Your answer should consist of each line below that includes the word "name".

[SOURCE MATERIAL — start]

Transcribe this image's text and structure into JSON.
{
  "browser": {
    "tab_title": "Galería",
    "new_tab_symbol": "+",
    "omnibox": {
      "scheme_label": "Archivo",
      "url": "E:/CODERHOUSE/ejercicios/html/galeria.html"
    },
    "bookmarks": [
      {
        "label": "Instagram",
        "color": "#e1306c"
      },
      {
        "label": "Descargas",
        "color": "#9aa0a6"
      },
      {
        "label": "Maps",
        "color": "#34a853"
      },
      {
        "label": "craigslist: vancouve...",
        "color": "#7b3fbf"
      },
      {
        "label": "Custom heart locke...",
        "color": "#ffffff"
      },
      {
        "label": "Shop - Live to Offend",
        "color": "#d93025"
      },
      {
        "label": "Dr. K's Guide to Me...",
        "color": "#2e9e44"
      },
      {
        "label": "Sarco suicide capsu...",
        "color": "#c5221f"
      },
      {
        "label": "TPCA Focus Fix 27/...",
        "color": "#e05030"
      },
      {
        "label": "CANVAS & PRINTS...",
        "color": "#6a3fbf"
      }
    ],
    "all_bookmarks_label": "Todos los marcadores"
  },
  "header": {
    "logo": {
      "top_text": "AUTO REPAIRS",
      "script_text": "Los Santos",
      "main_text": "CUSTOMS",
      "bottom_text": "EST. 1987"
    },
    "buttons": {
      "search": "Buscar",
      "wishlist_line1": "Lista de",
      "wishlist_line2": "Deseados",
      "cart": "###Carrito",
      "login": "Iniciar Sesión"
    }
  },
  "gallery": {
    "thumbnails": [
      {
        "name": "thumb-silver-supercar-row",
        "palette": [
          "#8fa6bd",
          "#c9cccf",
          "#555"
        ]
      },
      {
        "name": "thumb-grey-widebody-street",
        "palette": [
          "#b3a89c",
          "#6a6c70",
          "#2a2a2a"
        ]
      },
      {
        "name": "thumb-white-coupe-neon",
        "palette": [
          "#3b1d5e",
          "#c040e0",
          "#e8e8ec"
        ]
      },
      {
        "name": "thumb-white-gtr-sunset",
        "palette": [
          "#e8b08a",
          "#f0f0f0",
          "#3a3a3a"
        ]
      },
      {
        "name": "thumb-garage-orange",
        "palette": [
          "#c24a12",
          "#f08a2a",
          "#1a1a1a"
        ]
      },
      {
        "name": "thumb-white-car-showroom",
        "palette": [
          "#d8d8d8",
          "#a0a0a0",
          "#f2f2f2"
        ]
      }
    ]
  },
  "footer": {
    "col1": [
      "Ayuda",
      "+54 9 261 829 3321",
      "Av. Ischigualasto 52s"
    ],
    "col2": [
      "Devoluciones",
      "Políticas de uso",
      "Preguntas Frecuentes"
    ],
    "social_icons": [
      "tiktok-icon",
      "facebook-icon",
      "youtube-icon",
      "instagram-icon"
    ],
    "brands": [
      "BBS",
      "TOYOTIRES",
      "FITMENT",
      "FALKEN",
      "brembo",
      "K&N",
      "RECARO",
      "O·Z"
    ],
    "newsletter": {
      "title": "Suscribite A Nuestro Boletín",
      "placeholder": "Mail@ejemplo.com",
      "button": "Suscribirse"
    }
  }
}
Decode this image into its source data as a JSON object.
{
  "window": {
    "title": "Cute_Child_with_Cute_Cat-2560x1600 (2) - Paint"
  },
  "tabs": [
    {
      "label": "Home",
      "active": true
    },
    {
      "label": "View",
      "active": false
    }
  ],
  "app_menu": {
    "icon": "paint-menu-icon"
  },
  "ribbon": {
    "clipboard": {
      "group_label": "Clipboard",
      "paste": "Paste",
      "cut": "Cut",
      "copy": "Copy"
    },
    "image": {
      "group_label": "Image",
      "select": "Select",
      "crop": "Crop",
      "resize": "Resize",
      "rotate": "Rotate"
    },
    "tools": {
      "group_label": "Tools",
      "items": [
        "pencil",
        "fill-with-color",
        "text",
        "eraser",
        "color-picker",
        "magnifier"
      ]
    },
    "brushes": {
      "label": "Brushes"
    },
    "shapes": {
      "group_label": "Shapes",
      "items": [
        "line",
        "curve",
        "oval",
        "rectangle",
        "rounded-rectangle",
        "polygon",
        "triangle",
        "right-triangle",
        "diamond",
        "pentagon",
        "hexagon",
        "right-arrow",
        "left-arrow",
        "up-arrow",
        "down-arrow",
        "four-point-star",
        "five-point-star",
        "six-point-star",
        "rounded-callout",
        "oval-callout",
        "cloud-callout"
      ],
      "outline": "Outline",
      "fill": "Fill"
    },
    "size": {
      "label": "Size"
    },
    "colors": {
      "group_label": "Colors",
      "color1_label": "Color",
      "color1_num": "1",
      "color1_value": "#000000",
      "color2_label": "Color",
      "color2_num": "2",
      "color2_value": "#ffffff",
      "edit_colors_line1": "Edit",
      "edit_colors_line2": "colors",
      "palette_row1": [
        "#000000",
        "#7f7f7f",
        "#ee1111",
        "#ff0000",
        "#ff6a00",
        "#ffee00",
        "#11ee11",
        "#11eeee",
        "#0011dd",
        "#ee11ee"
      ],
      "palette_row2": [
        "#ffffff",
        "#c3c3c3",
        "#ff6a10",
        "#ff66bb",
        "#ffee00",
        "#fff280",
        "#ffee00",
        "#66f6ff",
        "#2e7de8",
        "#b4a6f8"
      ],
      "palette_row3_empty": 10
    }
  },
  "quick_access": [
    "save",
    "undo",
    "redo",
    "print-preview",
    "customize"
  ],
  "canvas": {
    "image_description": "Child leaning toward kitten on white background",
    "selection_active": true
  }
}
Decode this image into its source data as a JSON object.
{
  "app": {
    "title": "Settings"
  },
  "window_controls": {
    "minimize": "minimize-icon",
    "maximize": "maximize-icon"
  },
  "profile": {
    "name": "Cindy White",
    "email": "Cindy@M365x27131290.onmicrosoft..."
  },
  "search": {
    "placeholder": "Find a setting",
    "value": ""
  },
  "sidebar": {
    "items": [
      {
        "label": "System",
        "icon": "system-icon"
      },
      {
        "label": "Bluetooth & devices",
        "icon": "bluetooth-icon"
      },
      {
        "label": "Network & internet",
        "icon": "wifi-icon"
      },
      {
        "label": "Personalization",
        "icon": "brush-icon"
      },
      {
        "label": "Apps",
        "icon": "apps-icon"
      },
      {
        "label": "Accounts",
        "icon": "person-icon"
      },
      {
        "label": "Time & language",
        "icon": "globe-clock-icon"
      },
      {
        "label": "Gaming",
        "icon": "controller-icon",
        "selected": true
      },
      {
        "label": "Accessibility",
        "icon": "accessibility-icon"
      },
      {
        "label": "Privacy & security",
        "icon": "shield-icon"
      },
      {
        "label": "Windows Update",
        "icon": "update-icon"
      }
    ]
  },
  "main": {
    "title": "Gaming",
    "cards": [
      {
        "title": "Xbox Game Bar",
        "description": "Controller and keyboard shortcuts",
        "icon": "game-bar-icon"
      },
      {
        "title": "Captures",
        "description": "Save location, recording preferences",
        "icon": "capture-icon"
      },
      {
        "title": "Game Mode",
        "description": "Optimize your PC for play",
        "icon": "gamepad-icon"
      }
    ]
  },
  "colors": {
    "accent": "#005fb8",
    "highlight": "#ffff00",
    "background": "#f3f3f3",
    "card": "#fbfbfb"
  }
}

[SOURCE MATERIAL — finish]

### REPLY
        "name": "thumb-silver-supercar-row",
        "name": "thumb-grey-widebody-street",
        "name": "thumb-white-coupe-neon",
        "name": "thumb-white-gtr-sunset",
        "name": "thumb-garage-orange",
        "name": "thumb-white-car-showroom",
    "name": "Cindy White",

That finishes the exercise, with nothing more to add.